━━ Task inputs ━━

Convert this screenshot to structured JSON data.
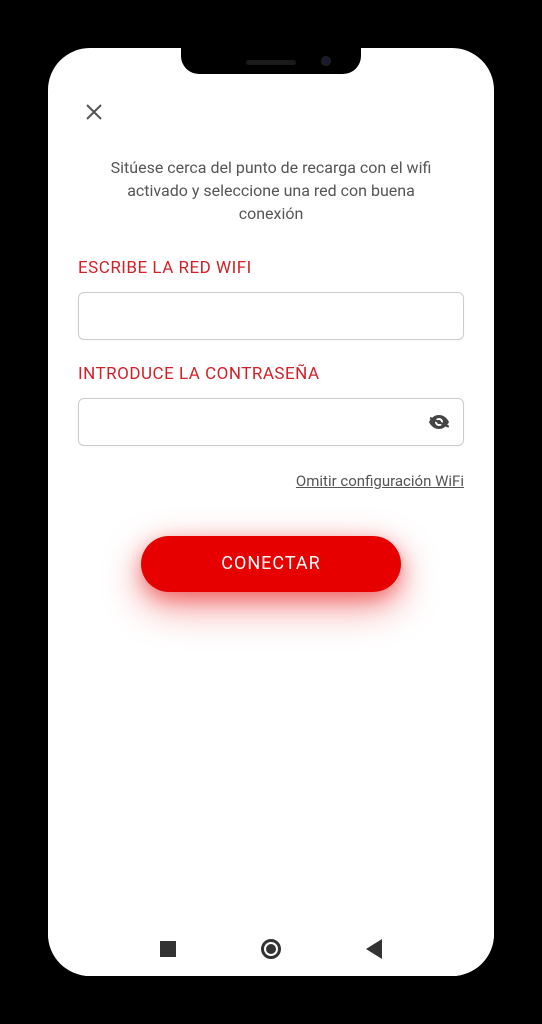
{
  "instructions": "Sitúese cerca del punto de recarga con el wifi activado y seleccione una red con buena conexión",
  "wifi": {
    "label": "ESCRIBE LA RED WIFI",
    "value": ""
  },
  "password": {
    "label": "INTRODUCE LA CONTRASEÑA",
    "value": ""
  },
  "skip_link": "Omitir configuración WiFi",
  "connect_button": "CONECTAR"
}
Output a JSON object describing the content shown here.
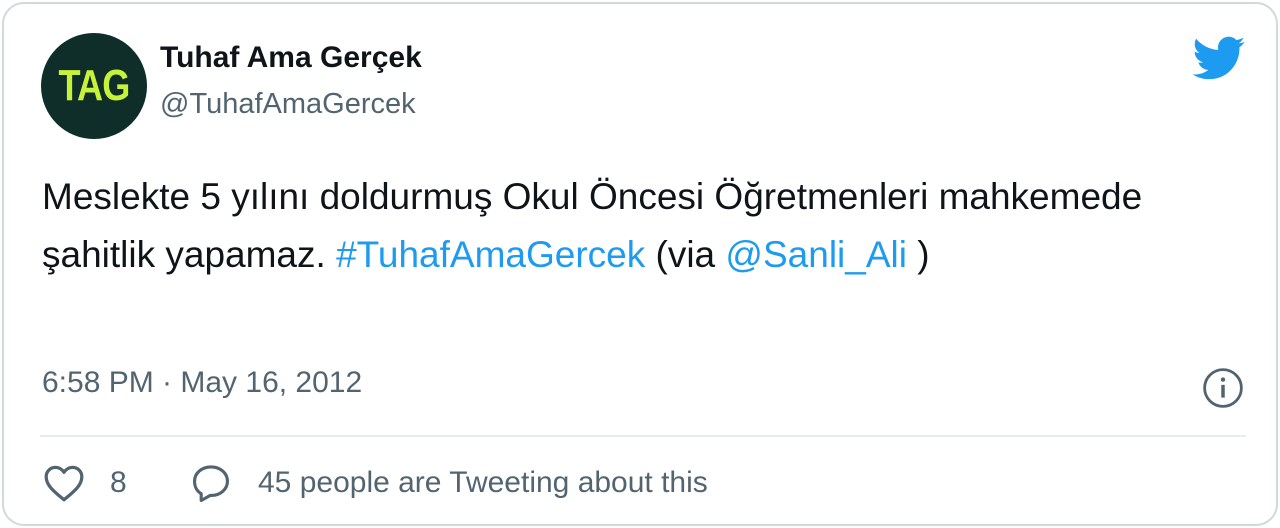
{
  "author": {
    "avatar_text": "TAG",
    "name": "Tuhaf Ama Gerçek",
    "handle": "@TuhafAmaGercek"
  },
  "tweet": {
    "text_part1": "Meslekte 5 yılını doldurmuş Okul Öncesi Öğretmenleri mahkemede şahitlik yapamaz. ",
    "hashtag": "#TuhafAmaGercek",
    "text_part2": " (via ",
    "mention": "@Sanli_Ali",
    "text_part3": " )",
    "timestamp": "6:58 PM · May 16, 2012"
  },
  "actions": {
    "like_count": "8",
    "reply_text": "45 people are Tweeting about this"
  },
  "icons": {
    "brand": "twitter-bird-icon",
    "info": "info-icon",
    "like": "heart-icon",
    "reply": "speech-bubble-icon"
  },
  "colors": {
    "accent": "#1d9bf0",
    "text": "#0f1419",
    "secondary": "#536471",
    "border": "#cfd9de",
    "avatar_bg": "#0f2e2a",
    "avatar_text": "#c7f23a"
  }
}
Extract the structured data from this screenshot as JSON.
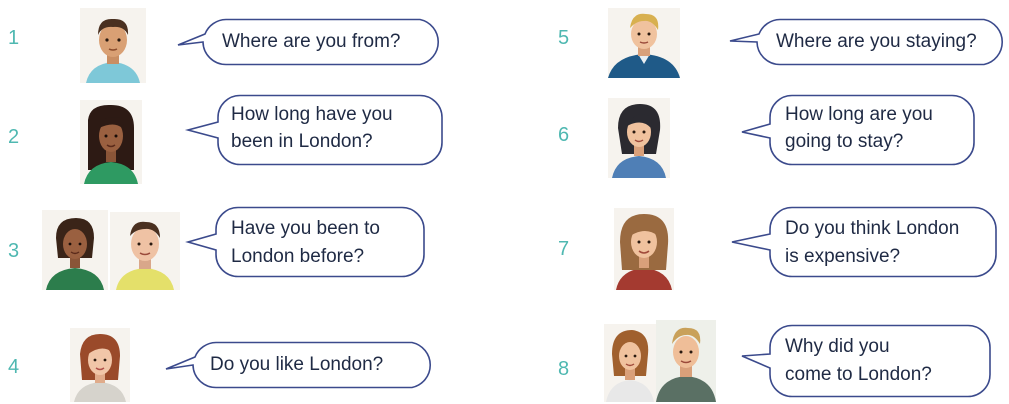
{
  "questions": [
    {
      "number": "1",
      "text": "Where are you from?"
    },
    {
      "number": "2",
      "line1": "How long have you",
      "line2": "been in London?"
    },
    {
      "number": "3",
      "line1": "Have you been to",
      "line2": "London before?"
    },
    {
      "number": "4",
      "text": "Do you like London?"
    },
    {
      "number": "5",
      "text": "Where are you staying?"
    },
    {
      "number": "6",
      "line1": "How long are you",
      "line2": "going to stay?"
    },
    {
      "number": "7",
      "line1": "Do you think London",
      "line2": "is expensive?"
    },
    {
      "number": "8",
      "line1": "Why did you",
      "line2": "come to London?"
    }
  ],
  "colors": {
    "number": "#4fb8b1",
    "bubble_stroke": "#3b4a8c",
    "text": "#1f2a44"
  }
}
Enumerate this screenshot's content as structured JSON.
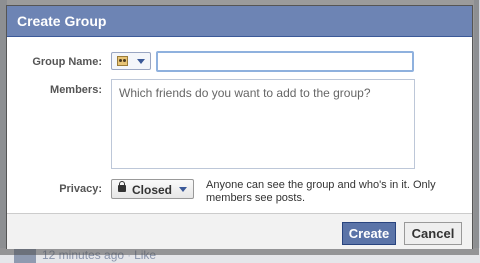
{
  "dialog": {
    "title": "Create Group"
  },
  "form": {
    "group_name_label": "Group Name:",
    "group_name_value": "",
    "members_label": "Members:",
    "members_placeholder": "Which friends do you want to add to the group?",
    "privacy_label": "Privacy:",
    "privacy_value": "Closed",
    "privacy_description": "Anyone can see the group and who's in it. Only members see posts."
  },
  "buttons": {
    "create": "Create",
    "cancel": "Cancel"
  },
  "background": {
    "timestamp": "12 minutes ago",
    "like": "Like"
  },
  "colors": {
    "header": "#6d84b4",
    "primary_button": "#5b74a8"
  },
  "icons": {
    "group_picker": "group-icon",
    "privacy": "lock-icon"
  }
}
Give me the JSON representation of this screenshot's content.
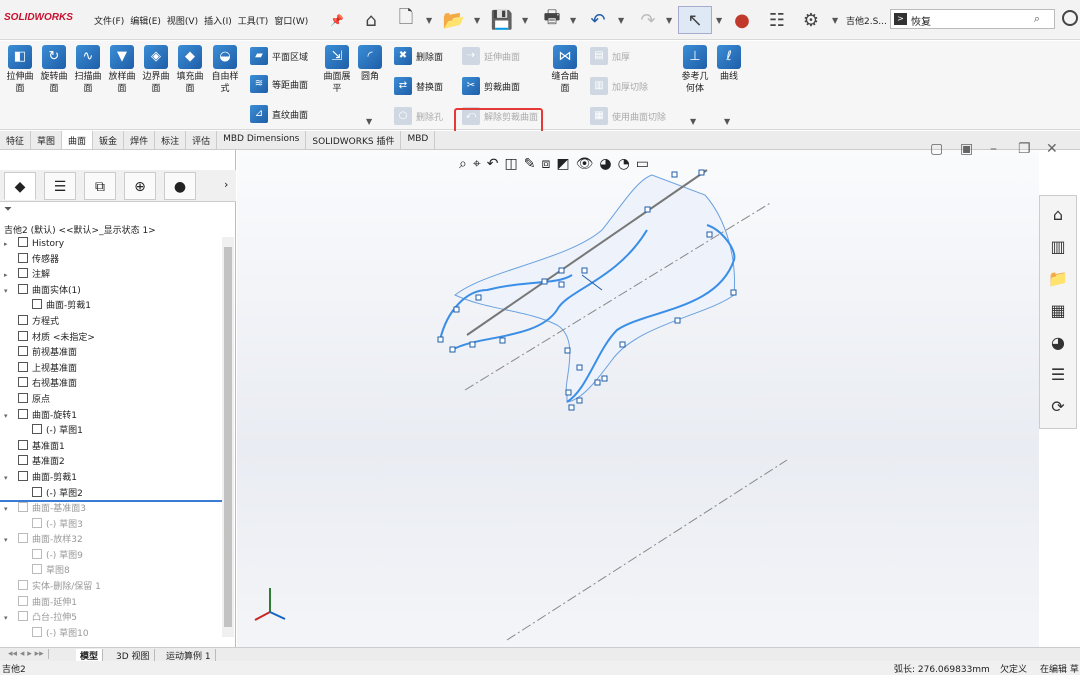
{
  "app": {
    "logo": "SOLIDWORKS",
    "doc_title": "吉他2.S...",
    "search_value": "恢复",
    "colors": {
      "accent": "#3a7bd5",
      "highlight": "#e53935"
    }
  },
  "menu": [
    "文件(F)",
    "编辑(E)",
    "视图(V)",
    "插入(I)",
    "工具(T)",
    "窗口(W)"
  ],
  "ribbon": {
    "large": [
      "拉伸曲面",
      "旋转曲面",
      "扫描曲面",
      "放样曲面",
      "边界曲面",
      "填充曲面",
      "自由样式",
      "曲面展平",
      "圆角",
      "缝合曲面",
      "参考几何体",
      "曲线"
    ],
    "small": {
      "planar": "平面区域",
      "offset": "等距曲面",
      "ruled": "直纹曲面",
      "delete_face": "删除面",
      "replace_face": "替换面",
      "delete_hole": "删除孔",
      "extend": "延伸曲面",
      "trim": "剪裁曲面",
      "untrim": "解除剪裁曲面",
      "thicken": "加厚",
      "thicken_cut": "加厚切除",
      "cut_with_surface": "使用曲面切除"
    }
  },
  "tabs": [
    "特征",
    "草图",
    "曲面",
    "钣金",
    "焊件",
    "标注",
    "评估",
    "MBD Dimensions",
    "SOLIDWORKS 插件",
    "MBD"
  ],
  "active_tab": 2,
  "tree": {
    "root": "吉他2 (默认) <<默认>_显示状态 1>",
    "items": [
      {
        "label": "History",
        "icon": "history-icon"
      },
      {
        "label": "传感器",
        "icon": "sensor-icon"
      },
      {
        "label": "注解",
        "icon": "annotation-icon"
      },
      {
        "label": "曲面实体(1)",
        "icon": "surface-body-icon"
      },
      {
        "label": "曲面-剪裁1",
        "icon": "trim-surface-icon"
      },
      {
        "label": "方程式",
        "icon": "equation-icon"
      },
      {
        "label": "材质 <未指定>",
        "icon": "material-icon"
      },
      {
        "label": "前视基准面",
        "icon": "plane-icon"
      },
      {
        "label": "上视基准面",
        "icon": "plane-icon"
      },
      {
        "label": "右视基准面",
        "icon": "plane-icon"
      },
      {
        "label": "原点",
        "icon": "origin-icon"
      },
      {
        "label": "曲面-旋转1",
        "icon": "revolve-surface-icon"
      },
      {
        "label": "(-) 草图1",
        "icon": "sketch-icon"
      },
      {
        "label": "基准面1",
        "icon": "plane-icon"
      },
      {
        "label": "基准面2",
        "icon": "plane-icon"
      },
      {
        "label": "曲面-剪裁1",
        "icon": "trim-surface-icon"
      },
      {
        "label": "(-) 草图2",
        "icon": "sketch-icon"
      },
      {
        "label": "曲面-基准面3",
        "icon": "planar-surface-icon"
      },
      {
        "label": "(-) 草图3",
        "icon": "sketch-icon"
      },
      {
        "label": "曲面-放样32",
        "icon": "loft-surface-icon"
      },
      {
        "label": "(-) 草图9",
        "icon": "sketch-icon"
      },
      {
        "label": "草图8",
        "icon": "sketch-icon"
      },
      {
        "label": "实体-删除/保留 1",
        "icon": "delete-body-icon"
      },
      {
        "label": "曲面-延伸1",
        "icon": "extend-surface-icon"
      },
      {
        "label": "凸台-拉伸5",
        "icon": "boss-extrude-icon"
      },
      {
        "label": "(-) 草图10",
        "icon": "sketch-icon"
      }
    ]
  },
  "bottom_tabs": [
    "模型",
    "3D 视图",
    "运动算例 1"
  ],
  "status": {
    "left": "吉他2",
    "length": "弧长: 276.069833mm",
    "defined": "欠定义",
    "mode": "在编辑 草"
  }
}
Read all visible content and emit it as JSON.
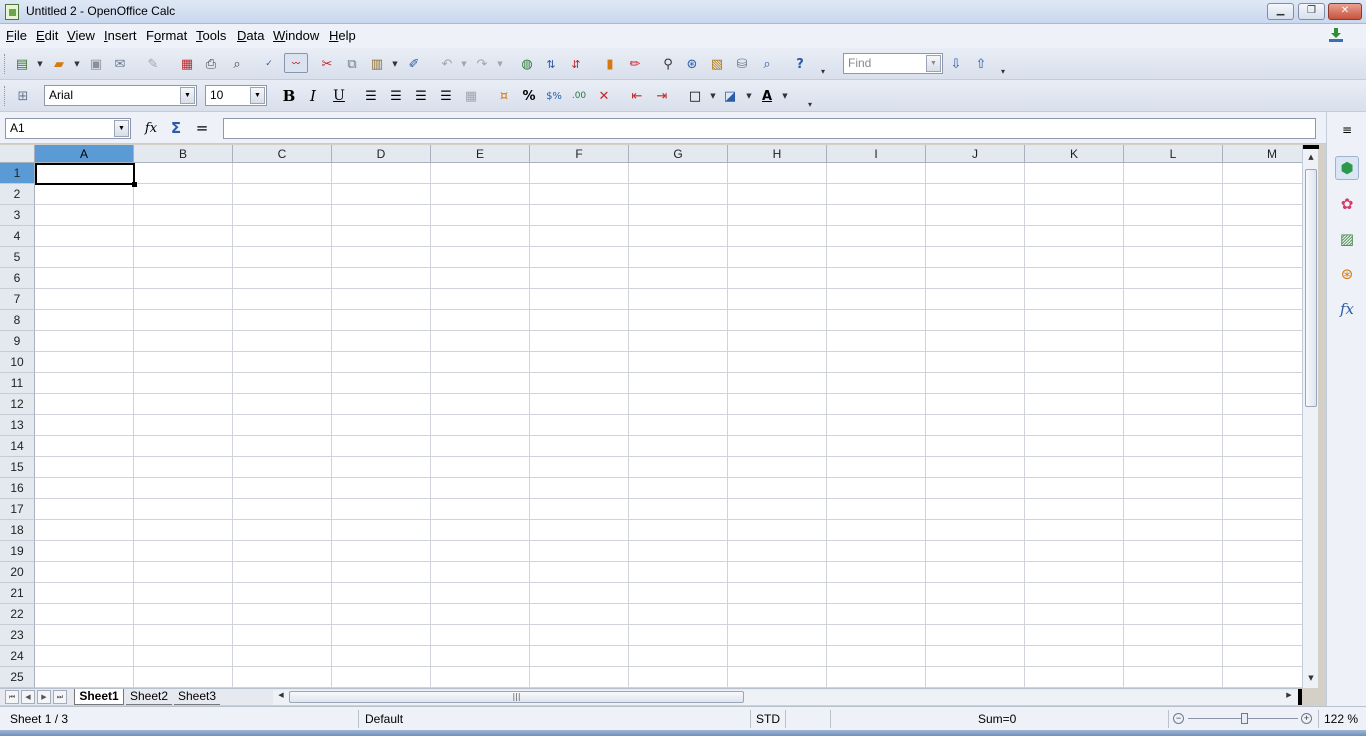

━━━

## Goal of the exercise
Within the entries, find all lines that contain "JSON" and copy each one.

## Result of this task
Convert this screenshot to structured JSON data.
Output a JSON object describing the content shown here.
Extract the structured data from this screenshot as JSON.
Enumerate this screenshot's content as structured JSON.
Give me the JSON representation of this screenshot's content.
Read all visible content and emit it as JSON.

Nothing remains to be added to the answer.